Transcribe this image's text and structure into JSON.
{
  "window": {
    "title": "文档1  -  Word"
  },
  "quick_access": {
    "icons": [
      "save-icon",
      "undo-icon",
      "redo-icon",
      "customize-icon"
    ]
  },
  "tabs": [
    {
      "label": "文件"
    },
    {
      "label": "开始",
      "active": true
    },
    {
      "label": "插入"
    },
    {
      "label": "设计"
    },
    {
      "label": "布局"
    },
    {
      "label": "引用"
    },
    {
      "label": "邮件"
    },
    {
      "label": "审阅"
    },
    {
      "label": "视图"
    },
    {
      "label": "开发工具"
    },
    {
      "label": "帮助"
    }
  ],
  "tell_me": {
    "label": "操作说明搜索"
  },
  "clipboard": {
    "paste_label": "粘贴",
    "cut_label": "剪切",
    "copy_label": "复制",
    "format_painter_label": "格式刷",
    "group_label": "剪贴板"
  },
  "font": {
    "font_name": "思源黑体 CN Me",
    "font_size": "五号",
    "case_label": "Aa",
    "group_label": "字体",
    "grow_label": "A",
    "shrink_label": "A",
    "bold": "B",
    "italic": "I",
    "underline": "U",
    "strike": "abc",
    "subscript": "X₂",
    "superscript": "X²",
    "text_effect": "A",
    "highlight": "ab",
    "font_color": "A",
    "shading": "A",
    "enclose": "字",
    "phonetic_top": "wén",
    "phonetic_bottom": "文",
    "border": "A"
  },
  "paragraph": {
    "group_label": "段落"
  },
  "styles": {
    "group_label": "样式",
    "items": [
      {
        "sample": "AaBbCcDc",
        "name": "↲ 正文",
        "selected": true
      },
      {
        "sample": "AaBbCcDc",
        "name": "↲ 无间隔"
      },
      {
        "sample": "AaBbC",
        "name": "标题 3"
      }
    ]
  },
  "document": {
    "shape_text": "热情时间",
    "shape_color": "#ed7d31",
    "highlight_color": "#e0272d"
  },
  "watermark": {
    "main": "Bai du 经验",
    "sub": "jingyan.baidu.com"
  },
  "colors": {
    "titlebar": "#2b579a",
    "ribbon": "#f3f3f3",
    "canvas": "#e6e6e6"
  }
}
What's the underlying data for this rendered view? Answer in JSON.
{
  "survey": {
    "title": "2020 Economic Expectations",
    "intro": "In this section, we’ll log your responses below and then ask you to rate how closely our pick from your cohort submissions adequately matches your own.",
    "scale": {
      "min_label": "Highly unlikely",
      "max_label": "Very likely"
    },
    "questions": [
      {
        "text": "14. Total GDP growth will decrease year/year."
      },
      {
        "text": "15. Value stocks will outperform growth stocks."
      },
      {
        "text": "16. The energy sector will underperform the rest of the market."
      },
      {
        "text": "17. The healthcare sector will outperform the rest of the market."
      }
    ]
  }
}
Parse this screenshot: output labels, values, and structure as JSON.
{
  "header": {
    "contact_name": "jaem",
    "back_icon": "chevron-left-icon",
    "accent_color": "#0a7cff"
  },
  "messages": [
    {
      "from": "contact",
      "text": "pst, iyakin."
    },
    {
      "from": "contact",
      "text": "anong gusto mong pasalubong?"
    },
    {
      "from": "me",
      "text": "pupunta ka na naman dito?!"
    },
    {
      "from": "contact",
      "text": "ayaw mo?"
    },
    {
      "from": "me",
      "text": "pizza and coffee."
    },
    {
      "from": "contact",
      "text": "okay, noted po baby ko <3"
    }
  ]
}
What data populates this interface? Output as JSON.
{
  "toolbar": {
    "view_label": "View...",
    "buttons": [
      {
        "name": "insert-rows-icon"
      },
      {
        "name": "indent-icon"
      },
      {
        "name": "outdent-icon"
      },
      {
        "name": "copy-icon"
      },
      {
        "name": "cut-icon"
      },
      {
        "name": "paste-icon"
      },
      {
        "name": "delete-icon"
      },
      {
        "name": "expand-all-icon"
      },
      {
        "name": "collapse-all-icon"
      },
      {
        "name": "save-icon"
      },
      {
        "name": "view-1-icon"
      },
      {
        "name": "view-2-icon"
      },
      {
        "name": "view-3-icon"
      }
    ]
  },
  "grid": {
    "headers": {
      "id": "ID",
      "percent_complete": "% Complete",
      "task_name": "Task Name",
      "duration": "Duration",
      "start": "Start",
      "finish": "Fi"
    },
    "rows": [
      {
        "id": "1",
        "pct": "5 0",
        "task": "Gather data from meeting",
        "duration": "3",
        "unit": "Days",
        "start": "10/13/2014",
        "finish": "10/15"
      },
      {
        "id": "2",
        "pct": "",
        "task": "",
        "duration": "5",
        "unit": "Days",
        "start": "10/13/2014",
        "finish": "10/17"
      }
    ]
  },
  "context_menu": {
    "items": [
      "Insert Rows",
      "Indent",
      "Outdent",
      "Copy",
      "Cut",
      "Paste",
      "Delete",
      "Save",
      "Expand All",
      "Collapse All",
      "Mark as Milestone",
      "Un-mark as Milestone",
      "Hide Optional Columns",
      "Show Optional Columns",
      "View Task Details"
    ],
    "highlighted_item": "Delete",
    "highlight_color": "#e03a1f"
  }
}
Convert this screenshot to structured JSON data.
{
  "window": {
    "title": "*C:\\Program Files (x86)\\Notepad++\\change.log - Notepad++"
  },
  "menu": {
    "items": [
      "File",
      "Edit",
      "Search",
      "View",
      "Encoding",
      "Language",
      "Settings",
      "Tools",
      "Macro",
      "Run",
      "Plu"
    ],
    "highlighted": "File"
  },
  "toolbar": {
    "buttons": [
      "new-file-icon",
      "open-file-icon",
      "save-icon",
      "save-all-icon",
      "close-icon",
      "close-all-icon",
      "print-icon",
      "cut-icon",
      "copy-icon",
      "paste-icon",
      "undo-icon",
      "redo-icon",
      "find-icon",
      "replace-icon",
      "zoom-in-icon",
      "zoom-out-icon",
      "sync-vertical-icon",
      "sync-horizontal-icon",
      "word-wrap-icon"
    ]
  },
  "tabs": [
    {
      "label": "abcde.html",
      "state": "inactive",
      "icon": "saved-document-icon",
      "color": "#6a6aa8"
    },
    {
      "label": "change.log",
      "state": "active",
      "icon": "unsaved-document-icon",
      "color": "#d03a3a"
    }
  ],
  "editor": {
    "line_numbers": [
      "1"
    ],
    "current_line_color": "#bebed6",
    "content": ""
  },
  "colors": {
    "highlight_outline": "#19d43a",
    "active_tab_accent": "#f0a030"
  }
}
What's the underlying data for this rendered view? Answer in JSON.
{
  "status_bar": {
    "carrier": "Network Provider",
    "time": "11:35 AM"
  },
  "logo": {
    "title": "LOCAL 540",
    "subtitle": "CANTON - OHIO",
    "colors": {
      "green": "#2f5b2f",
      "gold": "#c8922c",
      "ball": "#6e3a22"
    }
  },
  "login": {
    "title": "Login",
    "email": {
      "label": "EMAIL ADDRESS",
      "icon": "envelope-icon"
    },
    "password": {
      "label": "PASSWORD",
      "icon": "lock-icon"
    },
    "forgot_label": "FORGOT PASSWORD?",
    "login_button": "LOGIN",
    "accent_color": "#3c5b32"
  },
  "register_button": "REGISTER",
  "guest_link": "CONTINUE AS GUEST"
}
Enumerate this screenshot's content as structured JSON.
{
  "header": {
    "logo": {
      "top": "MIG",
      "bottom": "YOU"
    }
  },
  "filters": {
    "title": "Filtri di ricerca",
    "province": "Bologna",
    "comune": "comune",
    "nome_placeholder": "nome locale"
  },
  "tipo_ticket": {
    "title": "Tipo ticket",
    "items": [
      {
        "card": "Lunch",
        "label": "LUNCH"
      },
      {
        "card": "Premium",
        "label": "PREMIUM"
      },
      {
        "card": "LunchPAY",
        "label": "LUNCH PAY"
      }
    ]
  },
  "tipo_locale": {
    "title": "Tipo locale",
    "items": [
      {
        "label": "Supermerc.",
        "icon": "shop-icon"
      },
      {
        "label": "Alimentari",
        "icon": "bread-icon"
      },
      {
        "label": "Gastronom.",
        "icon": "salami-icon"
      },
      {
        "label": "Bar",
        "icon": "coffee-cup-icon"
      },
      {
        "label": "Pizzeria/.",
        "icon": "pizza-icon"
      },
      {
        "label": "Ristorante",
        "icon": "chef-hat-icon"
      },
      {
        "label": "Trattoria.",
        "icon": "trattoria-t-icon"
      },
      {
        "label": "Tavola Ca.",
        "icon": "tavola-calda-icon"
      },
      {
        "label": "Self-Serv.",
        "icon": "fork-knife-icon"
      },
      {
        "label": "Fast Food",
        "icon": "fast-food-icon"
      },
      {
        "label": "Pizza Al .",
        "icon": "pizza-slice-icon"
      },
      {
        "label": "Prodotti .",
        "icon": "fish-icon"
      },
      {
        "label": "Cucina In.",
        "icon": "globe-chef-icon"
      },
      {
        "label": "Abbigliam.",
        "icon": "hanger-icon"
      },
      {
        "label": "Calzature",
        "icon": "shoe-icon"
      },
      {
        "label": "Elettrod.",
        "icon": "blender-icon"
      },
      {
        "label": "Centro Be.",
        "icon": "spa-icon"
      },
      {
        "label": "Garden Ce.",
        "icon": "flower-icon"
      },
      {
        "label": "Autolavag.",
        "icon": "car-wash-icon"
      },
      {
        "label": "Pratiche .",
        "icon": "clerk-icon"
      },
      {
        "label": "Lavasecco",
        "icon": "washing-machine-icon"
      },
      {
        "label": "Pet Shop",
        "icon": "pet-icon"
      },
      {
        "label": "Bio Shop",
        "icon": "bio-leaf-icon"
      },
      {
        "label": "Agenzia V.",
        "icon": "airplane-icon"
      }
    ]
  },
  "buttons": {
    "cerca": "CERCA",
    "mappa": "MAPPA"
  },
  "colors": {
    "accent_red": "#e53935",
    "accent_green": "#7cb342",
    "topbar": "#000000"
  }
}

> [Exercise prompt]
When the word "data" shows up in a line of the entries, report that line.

> [Exercise answer]
What's the underlying data for this rendered view? Answer in JSON.
What data populates this interface? Output as JSON.
        "task": "Gather data from meeting",
Convert this screenshot to structured JSON data.
What's the underlying data for this rendered view? Answer in JSON.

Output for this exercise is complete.